As a rule, when plants are exposed to temperatures that are too low, the leaves curl down and around themselves. The most recently formed leaves may become colorless. Because of reduced nutrient availability to the slow-growing root system, the old leaves may turn purple. Raising the temperature, particularly at night, is the only way to correct the problem.

Temperatures Too Warm

Generally, plants grown with too much warmth do not maintain a balance between sugars gained from photosynthesis and lost to respiration. Insufficient sugar slows root development, and water and nutrient uptake are reduced. Flower production slows, followed by a rapid loss of the oldest foliage and a paling of the surviving foliage. Lower temperatures, especially at night, restore growth and, eventually, flowering.

Liquid Temperatures

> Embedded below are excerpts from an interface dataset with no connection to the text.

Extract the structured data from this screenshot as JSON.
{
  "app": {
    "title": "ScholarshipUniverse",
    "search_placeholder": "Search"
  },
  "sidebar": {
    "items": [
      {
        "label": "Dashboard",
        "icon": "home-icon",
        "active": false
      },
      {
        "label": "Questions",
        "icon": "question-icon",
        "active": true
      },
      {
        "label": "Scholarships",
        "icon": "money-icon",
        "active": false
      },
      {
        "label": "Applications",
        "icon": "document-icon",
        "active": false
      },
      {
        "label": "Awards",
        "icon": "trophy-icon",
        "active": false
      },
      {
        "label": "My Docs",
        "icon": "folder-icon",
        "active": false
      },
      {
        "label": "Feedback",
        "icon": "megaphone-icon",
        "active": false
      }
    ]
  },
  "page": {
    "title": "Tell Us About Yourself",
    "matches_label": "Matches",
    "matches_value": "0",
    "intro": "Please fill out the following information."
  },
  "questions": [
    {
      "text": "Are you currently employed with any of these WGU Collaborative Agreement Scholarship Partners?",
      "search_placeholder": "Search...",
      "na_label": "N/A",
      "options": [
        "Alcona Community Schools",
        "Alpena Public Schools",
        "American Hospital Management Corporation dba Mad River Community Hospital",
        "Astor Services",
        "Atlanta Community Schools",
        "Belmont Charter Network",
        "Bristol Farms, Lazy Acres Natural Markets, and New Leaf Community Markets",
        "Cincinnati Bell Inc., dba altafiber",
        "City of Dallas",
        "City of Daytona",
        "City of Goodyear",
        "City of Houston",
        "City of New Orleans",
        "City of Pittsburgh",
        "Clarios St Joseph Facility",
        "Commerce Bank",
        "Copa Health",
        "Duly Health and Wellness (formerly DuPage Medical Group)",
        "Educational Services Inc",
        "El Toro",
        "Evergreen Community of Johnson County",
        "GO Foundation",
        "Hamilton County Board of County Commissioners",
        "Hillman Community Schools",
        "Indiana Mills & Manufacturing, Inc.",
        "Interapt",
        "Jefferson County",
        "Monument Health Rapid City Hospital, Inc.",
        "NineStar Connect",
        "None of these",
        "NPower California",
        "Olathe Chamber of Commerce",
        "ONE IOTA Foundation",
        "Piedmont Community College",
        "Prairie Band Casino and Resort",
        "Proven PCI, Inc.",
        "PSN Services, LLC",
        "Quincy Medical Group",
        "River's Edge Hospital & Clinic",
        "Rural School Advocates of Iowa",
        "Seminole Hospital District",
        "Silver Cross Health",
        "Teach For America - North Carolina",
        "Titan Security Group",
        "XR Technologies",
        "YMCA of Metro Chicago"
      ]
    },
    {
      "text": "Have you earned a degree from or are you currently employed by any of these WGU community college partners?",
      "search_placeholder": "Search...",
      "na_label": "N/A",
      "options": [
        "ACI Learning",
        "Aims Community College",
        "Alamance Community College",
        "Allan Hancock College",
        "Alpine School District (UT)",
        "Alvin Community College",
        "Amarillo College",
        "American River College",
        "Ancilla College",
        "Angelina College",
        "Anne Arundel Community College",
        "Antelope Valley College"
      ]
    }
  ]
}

Most plants are not sensitive to the temperatures of liquids applied to their foliage or growing media. Although the temperature of a liquid may abruptly shift from that of the plant tissues, the plant temperature will rapidly return to the ambient level without any visible damage. However, some plants are sensitive. African violets often have adverse reactions to the temperature of liquids. When the temperature of a liquid is 10º F. higher or lower than that of the leaf, the chlorophyll is permanently damaged. The plant cells retain their structure, but the leaves are permanently marked with colorless sections.